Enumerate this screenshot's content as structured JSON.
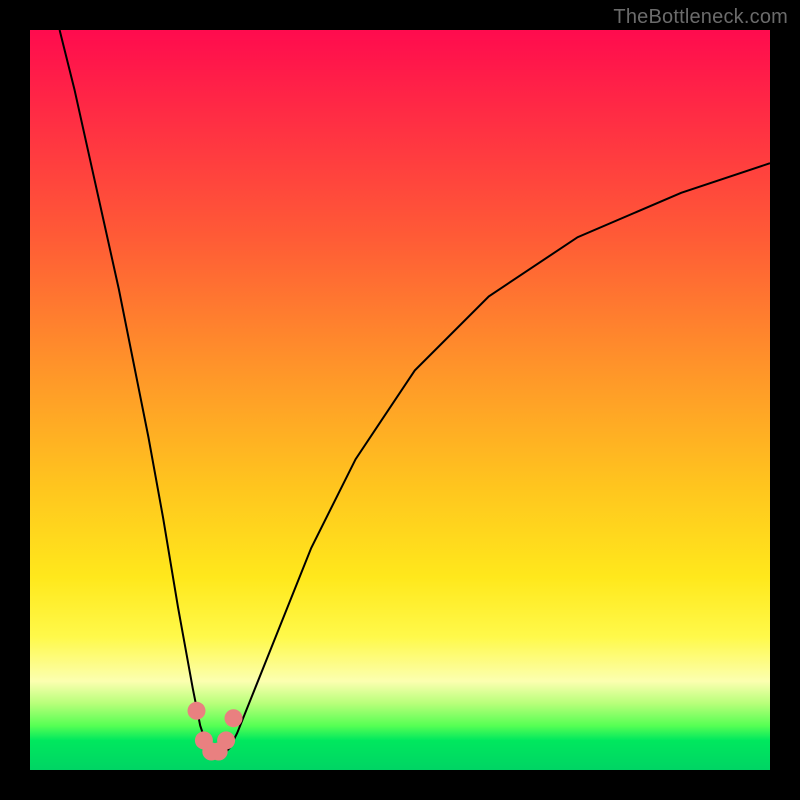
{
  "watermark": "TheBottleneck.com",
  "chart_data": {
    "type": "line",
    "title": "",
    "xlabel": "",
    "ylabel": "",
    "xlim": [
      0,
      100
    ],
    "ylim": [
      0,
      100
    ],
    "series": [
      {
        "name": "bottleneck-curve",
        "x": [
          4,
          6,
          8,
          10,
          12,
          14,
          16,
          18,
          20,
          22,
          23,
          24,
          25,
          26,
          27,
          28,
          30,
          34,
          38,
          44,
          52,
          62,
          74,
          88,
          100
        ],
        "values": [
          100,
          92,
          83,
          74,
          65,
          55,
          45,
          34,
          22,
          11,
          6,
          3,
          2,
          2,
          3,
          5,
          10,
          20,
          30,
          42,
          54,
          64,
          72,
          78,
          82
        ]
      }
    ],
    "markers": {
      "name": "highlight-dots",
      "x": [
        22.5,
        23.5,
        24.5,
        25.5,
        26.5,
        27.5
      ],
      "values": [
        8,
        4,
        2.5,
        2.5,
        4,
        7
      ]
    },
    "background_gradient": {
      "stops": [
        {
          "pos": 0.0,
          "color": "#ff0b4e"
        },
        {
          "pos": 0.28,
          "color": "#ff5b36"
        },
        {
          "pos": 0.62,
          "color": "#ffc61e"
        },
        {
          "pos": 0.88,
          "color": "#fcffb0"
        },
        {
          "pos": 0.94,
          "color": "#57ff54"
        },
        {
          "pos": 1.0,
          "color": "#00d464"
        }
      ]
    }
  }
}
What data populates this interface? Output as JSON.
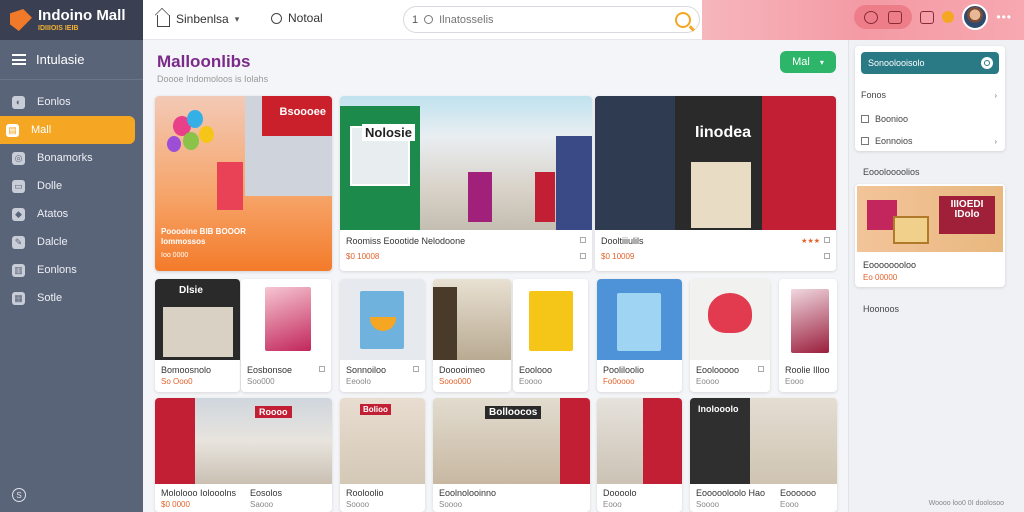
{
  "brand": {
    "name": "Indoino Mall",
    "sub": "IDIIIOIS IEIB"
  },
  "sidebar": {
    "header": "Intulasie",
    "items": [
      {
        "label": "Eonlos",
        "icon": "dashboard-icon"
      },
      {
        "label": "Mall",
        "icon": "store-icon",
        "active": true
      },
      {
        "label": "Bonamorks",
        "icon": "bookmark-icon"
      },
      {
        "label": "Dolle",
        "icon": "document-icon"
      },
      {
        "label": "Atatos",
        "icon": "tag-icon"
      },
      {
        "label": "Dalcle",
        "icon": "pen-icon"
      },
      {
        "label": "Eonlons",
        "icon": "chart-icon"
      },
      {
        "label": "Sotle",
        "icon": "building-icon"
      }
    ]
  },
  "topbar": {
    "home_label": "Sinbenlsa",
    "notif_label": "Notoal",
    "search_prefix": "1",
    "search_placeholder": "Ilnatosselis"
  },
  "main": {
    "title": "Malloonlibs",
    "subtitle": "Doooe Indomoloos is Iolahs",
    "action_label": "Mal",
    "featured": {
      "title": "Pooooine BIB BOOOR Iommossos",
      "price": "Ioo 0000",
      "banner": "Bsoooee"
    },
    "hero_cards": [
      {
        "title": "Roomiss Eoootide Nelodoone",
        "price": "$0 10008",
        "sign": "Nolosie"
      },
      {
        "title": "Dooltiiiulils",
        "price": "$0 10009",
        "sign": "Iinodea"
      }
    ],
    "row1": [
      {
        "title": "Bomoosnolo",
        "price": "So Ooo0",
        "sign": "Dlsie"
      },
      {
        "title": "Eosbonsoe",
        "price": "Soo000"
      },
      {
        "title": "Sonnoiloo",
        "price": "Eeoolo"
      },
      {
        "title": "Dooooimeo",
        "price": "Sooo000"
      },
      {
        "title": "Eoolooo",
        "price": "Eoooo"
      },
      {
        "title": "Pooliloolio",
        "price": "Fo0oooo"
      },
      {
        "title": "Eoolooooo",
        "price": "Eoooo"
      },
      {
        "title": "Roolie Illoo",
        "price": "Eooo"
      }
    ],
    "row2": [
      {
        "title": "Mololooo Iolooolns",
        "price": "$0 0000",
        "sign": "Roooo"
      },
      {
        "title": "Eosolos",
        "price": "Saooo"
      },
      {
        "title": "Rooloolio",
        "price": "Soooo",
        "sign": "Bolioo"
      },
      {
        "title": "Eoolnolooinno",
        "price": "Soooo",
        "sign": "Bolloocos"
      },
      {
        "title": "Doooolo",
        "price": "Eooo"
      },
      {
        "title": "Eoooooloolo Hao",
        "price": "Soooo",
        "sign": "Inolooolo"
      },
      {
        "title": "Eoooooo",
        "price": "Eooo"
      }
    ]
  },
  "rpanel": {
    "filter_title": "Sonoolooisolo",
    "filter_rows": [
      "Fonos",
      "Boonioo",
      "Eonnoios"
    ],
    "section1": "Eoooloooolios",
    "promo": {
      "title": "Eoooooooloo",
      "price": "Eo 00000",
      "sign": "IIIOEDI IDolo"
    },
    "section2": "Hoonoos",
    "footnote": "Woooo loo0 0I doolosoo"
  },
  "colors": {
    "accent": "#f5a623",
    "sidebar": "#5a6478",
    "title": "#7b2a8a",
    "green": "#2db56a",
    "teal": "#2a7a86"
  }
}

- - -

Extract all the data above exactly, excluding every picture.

Enumerate this screenshot's content as structured JSON.
{
  "watermark": "TheBottleneck.com",
  "chart_data": {
    "type": "line",
    "title": "",
    "xlabel": "",
    "ylabel": "",
    "xlim": [
      0,
      100
    ],
    "ylim": [
      0,
      100
    ],
    "series": [
      {
        "name": "bottleneck-curve",
        "x": [
          4,
          6,
          8,
          10,
          12,
          14,
          16,
          18,
          20,
          22,
          23,
          24,
          25,
          26,
          27,
          28,
          30,
          34,
          38,
          44,
          52,
          62,
          74,
          88,
          100
        ],
        "values": [
          100,
          92,
          83,
          74,
          65,
          55,
          45,
          34,
          22,
          11,
          6,
          3,
          2,
          2,
          3,
          5,
          10,
          20,
          30,
          42,
          54,
          64,
          72,
          78,
          82
        ]
      }
    ],
    "markers": {
      "name": "highlight-dots",
      "x": [
        22.5,
        23.5,
        24.5,
        25.5,
        26.5,
        27.5
      ],
      "values": [
        8,
        4,
        2.5,
        2.5,
        4,
        7
      ]
    },
    "background_gradient": {
      "stops": [
        {
          "pos": 0.0,
          "color": "#ff0b4e"
        },
        {
          "pos": 0.28,
          "color": "#ff5b36"
        },
        {
          "pos": 0.62,
          "color": "#ffc61e"
        },
        {
          "pos": 0.88,
          "color": "#fcffb0"
        },
        {
          "pos": 0.94,
          "color": "#57ff54"
        },
        {
          "pos": 1.0,
          "color": "#00d464"
        }
      ]
    }
  }
}
What data populates this interface? Output as JSON.
{
  "brand": {
    "name": "Indoino Mall",
    "sub": "IDIIIOIS IEIB"
  },
  "sidebar": {
    "header": "Intulasie",
    "items": [
      {
        "label": "Eonlos",
        "icon": "dashboard-icon"
      },
      {
        "label": "Mall",
        "icon": "store-icon",
        "active": true
      },
      {
        "label": "Bonamorks",
        "icon": "bookmark-icon"
      },
      {
        "label": "Dolle",
        "icon": "document-icon"
      },
      {
        "label": "Atatos",
        "icon": "tag-icon"
      },
      {
        "label": "Dalcle",
        "icon": "pen-icon"
      },
      {
        "label": "Eonlons",
        "icon": "chart-icon"
      },
      {
        "label": "Sotle",
        "icon": "building-icon"
      }
    ]
  },
  "topbar": {
    "home_label": "Sinbenlsa",
    "notif_label": "Notoal",
    "search_prefix": "1",
    "search_placeholder": "Ilnatosselis"
  },
  "main": {
    "title": "Malloonlibs",
    "subtitle": "Doooe Indomoloos is Iolahs",
    "action_label": "Mal",
    "featured": {
      "title": "Pooooine BIB BOOOR Iommossos",
      "price": "Ioo 0000",
      "banner": "Bsoooee"
    },
    "hero_cards": [
      {
        "title": "Roomiss Eoootide Nelodoone",
        "price": "$0 10008",
        "sign": "Nolosie"
      },
      {
        "title": "Dooltiiiulils",
        "price": "$0 10009",
        "sign": "Iinodea"
      }
    ],
    "row1": [
      {
        "title": "Bomoosnolo",
        "price": "So Ooo0",
        "sign": "Dlsie"
      },
      {
        "title": "Eosbonsoe",
        "price": "Soo000"
      },
      {
        "title": "Sonnoiloo",
        "price": "Eeoolo"
      },
      {
        "title": "Dooooimeo",
        "price": "Sooo000"
      },
      {
        "title": "Eoolooo",
        "price": "Eoooo"
      },
      {
        "title": "Pooliloolio",
        "price": "Fo0oooo"
      },
      {
        "title": "Eoolooooo",
        "price": "Eoooo"
      },
      {
        "title": "Roolie Illoo",
        "price": "Eooo"
      }
    ],
    "row2": [
      {
        "title": "Mololooo Iolooolns",
        "price": "$0 0000",
        "sign": "Roooo"
      },
      {
        "title": "Eosolos",
        "price": "Saooo"
      },
      {
        "title": "Rooloolio",
        "price": "Soooo",
        "sign": "Bolioo"
      },
      {
        "title": "Eoolnolooinno",
        "price": "Soooo",
        "sign": "Bolloocos"
      },
      {
        "title": "Doooolo",
        "price": "Eooo"
      },
      {
        "title": "Eoooooloolo Hao",
        "price": "Soooo",
        "sign": "Inolooolo"
      },
      {
        "title": "Eoooooo",
        "price": "Eooo"
      }
    ]
  },
  "rpanel": {
    "filter_title": "Sonoolooisolo",
    "filter_rows": [
      "Fonos",
      "Boonioo",
      "Eonnoios"
    ],
    "section1": "Eoooloooolios",
    "promo": {
      "title": "Eoooooooloo",
      "price": "Eo 00000",
      "sign": "IIIOEDI IDolo"
    },
    "section2": "Hoonoos",
    "footnote": "Woooo loo0 0I doolosoo"
  },
  "colors": {
    "accent": "#f5a623",
    "sidebar": "#5a6478",
    "title": "#7b2a8a",
    "green": "#2db56a",
    "teal": "#2a7a86"
  }
}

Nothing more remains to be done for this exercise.